I got interested in Herriman through a painting that came into our gallery by the great Western artist Maynard Dixon. The painting is titled ``Shepherd Boy,'' and shows a lone Native-American horseman in a vast desert landscape. When I tracked the provenance of the painting I found it had once belonged to Herriman.
Dixon, whose first wife was photographer Dorothea Lange, was a visionary. His work frequently was concerned with the plight of Native-Americans, and he likely empathized with Herriman. I'd like to think the painting was a gift from one great artist to another, which it probably was.
The painting likely inspired Herriman, not only for its theme of the lone figure in a sometimes hostile environment, much less society, but for its Arizona setting. Herriman set ``Krazy Kat'' in a kind of lunar landscape that was modeled on Arizona's Monument Valley.
The Museum of Modern Art, New York, published an exhbition book in 1991 called ``High & Low: Modern Art, Popular Culture.'' Herriman's work was one of the stars of the national touring exhibit. Herriman initially set his strips in urban settings but Monument Valley, with its ``sublime western landscape of jagged rocks and limitless horizons . . . seemed made for (Herriman's) newly evolved style,'' according to the catalogue essay.
That style appealed to William Randolph Hearst, and he syndicated ``Krazy Kat.'' According to legend, a lot of people couldn't make heards nor tails of ``Krazy Kat.'' ``Waiting for Godot'' has had similar detractors. Ohers found it humorous if elusive, or simply likeably absurd. It's very likely it was making comments about issues of race, though there are some who still deny that, and it was probably not all that apparent at the time, especially if readers didn't know the creator was a person of color.
Krazy Kat was black, his ``friend'' Ignatz the mouse and Offisa Pupp the cop dog, who is drawn to Krazy Kat, are both white. Ignatz hurls bricks at Krazy's head, which seems, amazingly, to charm Krazy. As the Modern's essay puts it, ``Ignatz is wicked. He embodies every cruel and destructive human impulse.'' The strips contain a surreal quality. Not surprsingly, one of Herriman's fans was e. e. cummings.
There is a particularly moving strip, in the Modern's collection, in which Offisa Pup has Krazy stand in front of a black screen, a kind of police lineup; the cat disappearing from view. Ignatz walks up with a glass bottle of milk, hands it to Krazy, who drinks and appears again, as a white cat.
Herriman made his home in the desert as well as in Los Angeles. In the desert it was probably easier to keep his racial identity secret. I have no idea whether Hearst knew him personally or anything about his racial makeup, but you have to like the powerful publisher's backing of a strange and unique talent _ the strip was not always popular, but Hearst never wavered in his support.
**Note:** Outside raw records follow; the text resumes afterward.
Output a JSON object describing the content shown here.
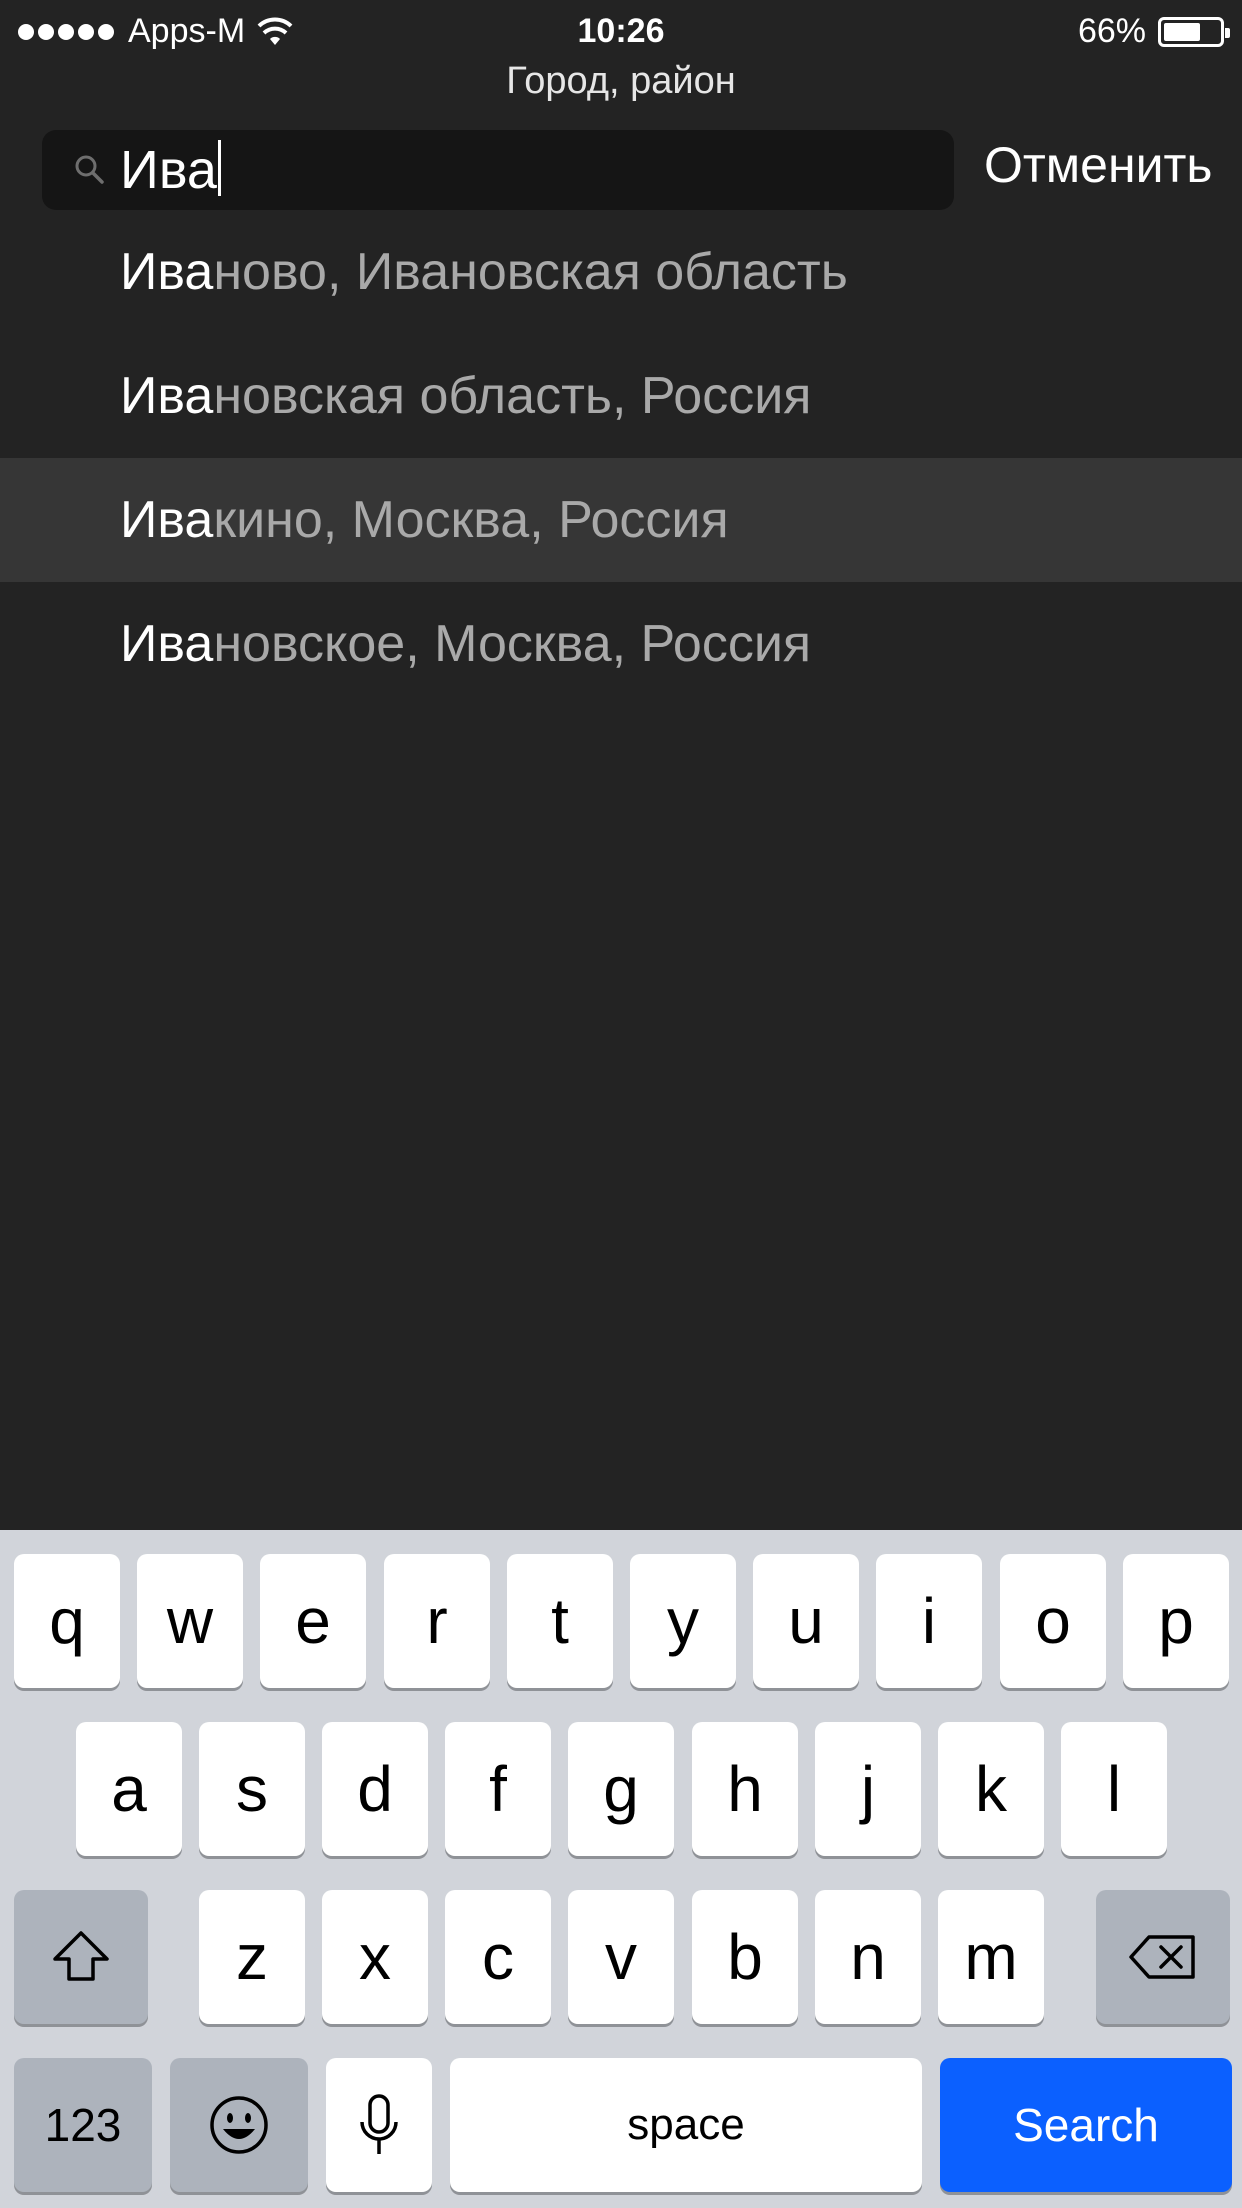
{
  "status_bar": {
    "carrier": "Apps-M",
    "time": "10:26",
    "battery_percent": "66%",
    "battery_level": 0.66,
    "signal_dots": 5
  },
  "header": {
    "title": "Город, район"
  },
  "search": {
    "value": "Ива",
    "cancel_label": "Отменить"
  },
  "suggestions": [
    {
      "match": "Ива",
      "rest": "ново, Ивановская область",
      "highlighted": false
    },
    {
      "match": "Ива",
      "rest": "новская область, Россия",
      "highlighted": false
    },
    {
      "match": "Ива",
      "rest": "кино, Москва, Россия",
      "highlighted": true
    },
    {
      "match": "Ива",
      "rest": "новское, Москва, Россия",
      "highlighted": false
    }
  ],
  "keyboard": {
    "row1": [
      "q",
      "w",
      "e",
      "r",
      "t",
      "y",
      "u",
      "i",
      "o",
      "p"
    ],
    "row2": [
      "a",
      "s",
      "d",
      "f",
      "g",
      "h",
      "j",
      "k",
      "l"
    ],
    "row3": [
      "z",
      "x",
      "c",
      "v",
      "b",
      "n",
      "m"
    ],
    "shift_icon": "shift-icon",
    "delete_icon": "delete-icon",
    "numbers_label": "123",
    "emoji_icon": "emoji-icon",
    "mic_icon": "microphone-icon",
    "space_label": "space",
    "search_label": "Search"
  },
  "colors": {
    "background": "#232323",
    "highlight_row": "#363636",
    "search_key": "#0b60ff",
    "keyboard_bg": "#d1d4da"
  }
}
It seems Herriman led two secret lives. That of his multiracial background as well as the hidden themes in his strips. It must have been an incredible burden, hiding his identity and offering his characters and stories in a kind of code. He is an astounding American story, one that seems particularly relevant today. We may wonder at the accomplishments of a Barack Obama or a Tiger Woods, but we shouldn't forget what Langston Hughes, Bob Kaufman and Herriman, coming from similar backgrounds, achieved in their chosen fields under far harsher restrictions.
Usually when the creator of a popular strip dies, newspapers bring in new artists to continue it. When Herriman ded in 1944, Hearst declined that route and ended the strip, feeling, rghtly, that no one else could do what Herriman had done and it would be folly to try.
Herriman died in 1944. His death certificate listed him as ``Caucasian.'' His ashes, representing several races, were scattered over Monument Valley.
Causes Steve Hauk Supports
City of Pacific Grove Public Library, Pacific Grove, California; Animal Friends Rescue Project, Pacific Grove; Animal Welfare Information and Assistance,...